Eric Buehrens

Eric Buehrens's picture

I am an executive coach and organizational consultant and certified in Coaching for Leadership & Professional Development by the Tavistock Institute of Human Relations. My practice builds on what I have learned, and the questions that made me curious, over a long career in leadership roles in important institutions in public service, the private sector, and for the past 20 years, academic medicine, healthcare and higher education. These roles include Chief Operating Officer and Interim Chief Executive Officer of the Beth Israel Deaconess Medical Center (a teaching hospital of Harvard Medical School), Executive Dean for Administration at Harvard Medical School and Deputy Provost for Administration at Harvard University, and Executive Vice President and Chief Operating Officer of a large private multi-specialty group medical practice.      

In addition to my private coaching and consulting practice, I am currently an Instructor in Health Policy and Management at the Harvard T.H. Chan School of Public Health, an Associate Faculty member of Ariadne Labs, and on the Advisory Board of the OpenNotes Initiative. I also coach in the Harvard Business School Executive Education program.          

I’ve operated healthcare systems internationally and consulted extensively on operational excellence. I served as CEO and Director of the Lean Enterprise Institute, a not-for-profit organization that teaches operational improvement based on the principles of the Toyota Production System. I have created strategic planning processes for institutions as an executive and consultant. I’ve sponsored many patient safety initiatives in healthcare and advised a number of healthcare startups. I am deeply committed to creating psychological safety in organizations and building capacity to continuously learn and improve.      

As leadership roles demanded more of me, I could not avoid many of the confounding dilemmas of organizational life. How can leaders effectively build alignment around organizational goals? Why is the internal life of so many organizations at variance with their espoused goals and mission statements? Companies rely on their leaders to solve a vast range of problems, many of them intractable or insoluble, so where can leaders turn for support, guidance, and insight? How can leaders satisfy institutional needs while also sustaining themselves?

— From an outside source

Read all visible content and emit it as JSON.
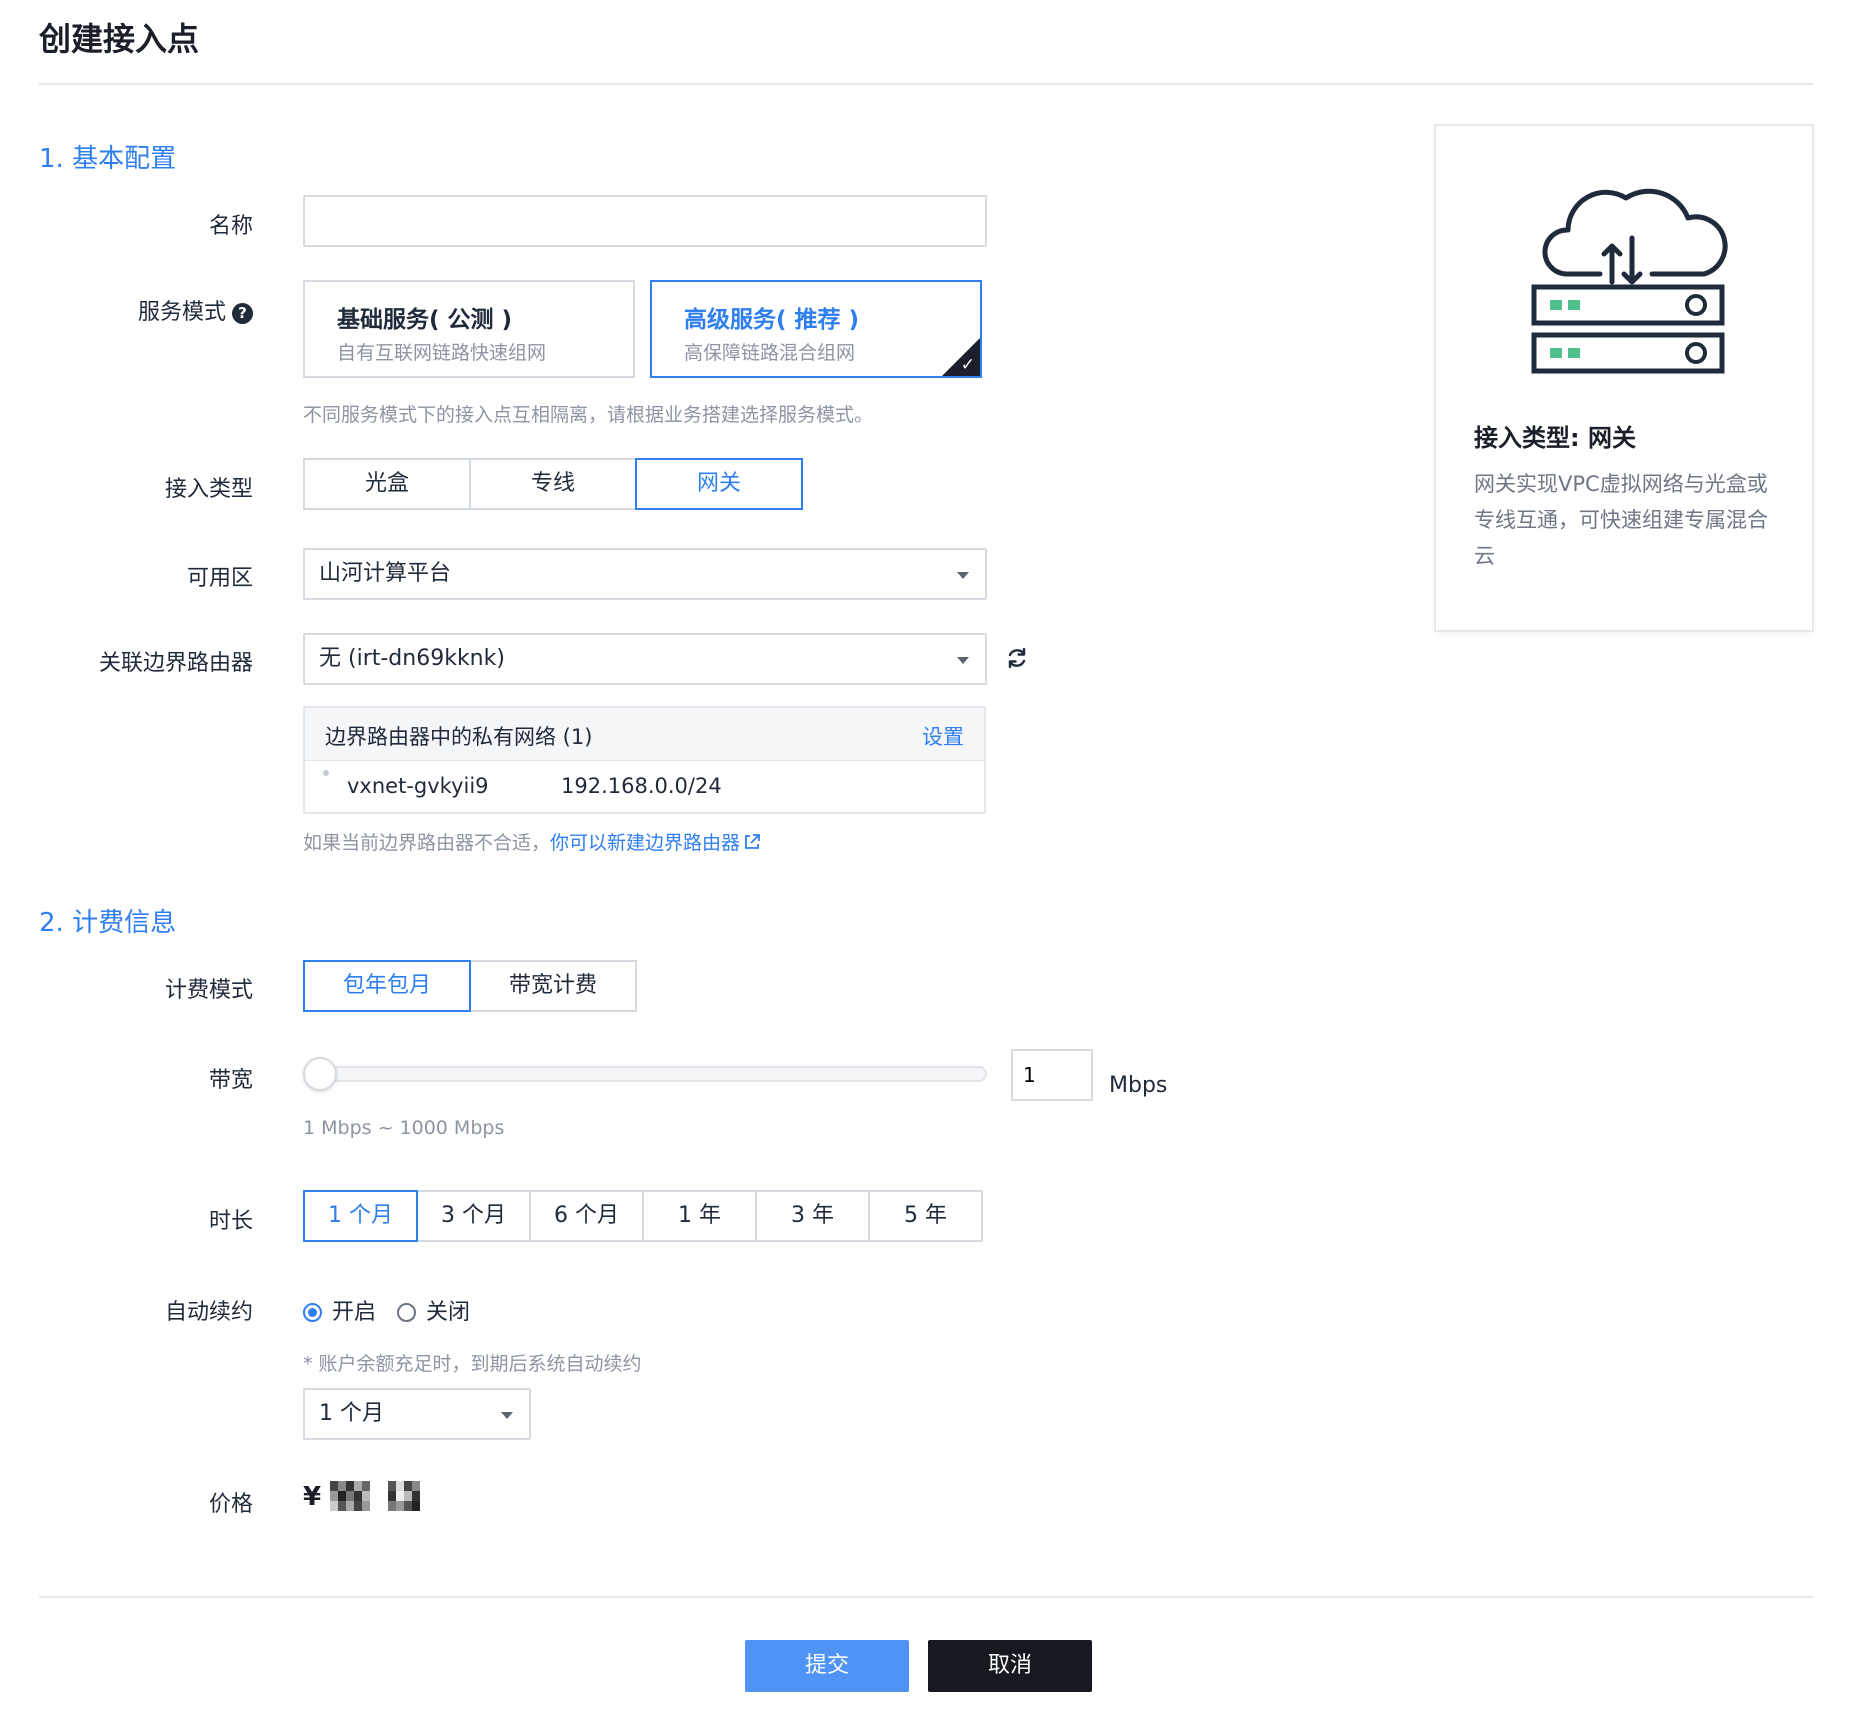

How can they constructively process the internal impact when they find that they no longer meet the needs of the companies and institutions they have served?       

We can’t always solve these dilemmas, but we can become more aware of the hidden purposes within ourselves and the institutions in which we work and are called to lead. The work of leadership also includes managing the conflict between the conscious work tasks of organizations, and the unspoken and often unrecognized agendas that institutions, their stakeholders, and their leaders bring to the organization. Leaders must also deal with high and sometimes conflicting expectations from different parties such as clients and colleagues. My work aims to find a constructive way forward for leaders who are managing often disparate areas of their work lives and provide a space for them to work out dilemmas and work toward solutions.      

My coaching and consulting always tries to bear in mind that the work of leadership also includes managing the conflict between the conscious work task of organizations, and these unspoken and often unrecognized agendas that institutions, their stakeholders and leaders bring to the leaders’ role.